TO DO
Copy out each line of the material in which the word "maker" appears.

RECORD SET
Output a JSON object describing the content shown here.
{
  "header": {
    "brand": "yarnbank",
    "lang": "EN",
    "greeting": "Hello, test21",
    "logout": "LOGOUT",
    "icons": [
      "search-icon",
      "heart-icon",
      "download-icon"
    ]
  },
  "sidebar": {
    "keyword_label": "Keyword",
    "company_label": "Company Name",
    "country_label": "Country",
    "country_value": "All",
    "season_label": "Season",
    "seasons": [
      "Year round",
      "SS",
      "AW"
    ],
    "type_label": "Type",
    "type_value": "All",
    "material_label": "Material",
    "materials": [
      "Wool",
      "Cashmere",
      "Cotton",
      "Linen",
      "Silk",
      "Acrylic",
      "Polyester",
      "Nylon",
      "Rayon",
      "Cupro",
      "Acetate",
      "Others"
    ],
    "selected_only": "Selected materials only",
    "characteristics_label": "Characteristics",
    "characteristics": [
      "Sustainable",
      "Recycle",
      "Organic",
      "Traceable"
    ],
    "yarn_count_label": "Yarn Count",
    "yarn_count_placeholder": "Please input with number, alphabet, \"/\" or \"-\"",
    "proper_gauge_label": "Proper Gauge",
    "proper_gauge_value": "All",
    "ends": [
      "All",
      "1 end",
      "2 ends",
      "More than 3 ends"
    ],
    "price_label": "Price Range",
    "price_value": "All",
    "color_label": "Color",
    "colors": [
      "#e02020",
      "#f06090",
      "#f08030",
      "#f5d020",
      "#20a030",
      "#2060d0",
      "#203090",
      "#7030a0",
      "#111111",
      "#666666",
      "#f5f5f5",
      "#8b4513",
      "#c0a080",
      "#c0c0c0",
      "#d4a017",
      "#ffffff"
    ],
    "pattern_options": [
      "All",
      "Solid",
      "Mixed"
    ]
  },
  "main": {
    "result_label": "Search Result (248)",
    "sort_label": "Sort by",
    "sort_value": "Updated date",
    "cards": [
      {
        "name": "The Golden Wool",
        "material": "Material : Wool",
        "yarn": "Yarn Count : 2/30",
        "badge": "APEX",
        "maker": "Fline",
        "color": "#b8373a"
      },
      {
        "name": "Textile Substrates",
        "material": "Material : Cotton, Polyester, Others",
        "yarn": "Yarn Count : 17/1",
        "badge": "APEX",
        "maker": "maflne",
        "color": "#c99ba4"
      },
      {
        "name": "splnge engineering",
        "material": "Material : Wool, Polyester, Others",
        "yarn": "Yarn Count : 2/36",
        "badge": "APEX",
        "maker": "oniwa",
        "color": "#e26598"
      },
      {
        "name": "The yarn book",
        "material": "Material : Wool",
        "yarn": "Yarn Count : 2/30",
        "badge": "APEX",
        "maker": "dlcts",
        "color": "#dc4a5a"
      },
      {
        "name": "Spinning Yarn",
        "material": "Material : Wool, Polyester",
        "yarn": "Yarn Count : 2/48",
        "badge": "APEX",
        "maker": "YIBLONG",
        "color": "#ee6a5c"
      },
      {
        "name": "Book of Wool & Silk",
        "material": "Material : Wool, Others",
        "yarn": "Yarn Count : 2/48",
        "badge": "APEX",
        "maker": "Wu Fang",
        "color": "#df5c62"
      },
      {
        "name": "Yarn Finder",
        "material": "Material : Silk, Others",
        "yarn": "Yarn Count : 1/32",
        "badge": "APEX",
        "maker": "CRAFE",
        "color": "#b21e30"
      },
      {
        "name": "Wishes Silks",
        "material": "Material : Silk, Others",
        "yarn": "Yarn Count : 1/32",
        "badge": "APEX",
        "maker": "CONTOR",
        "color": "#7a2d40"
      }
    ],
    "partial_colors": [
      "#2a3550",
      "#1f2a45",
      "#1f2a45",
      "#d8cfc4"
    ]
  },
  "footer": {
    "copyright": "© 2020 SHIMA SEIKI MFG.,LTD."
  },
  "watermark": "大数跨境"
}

EXERCISE RESPONSE
        "maker": "Fline",
        "maker": "maflne",
        "maker": "oniwa",
        "maker": "dlcts",
        "maker": "YIBLONG",
        "maker": "Wu Fang",
        "maker": "CRAFE",
        "maker": "CONTOR",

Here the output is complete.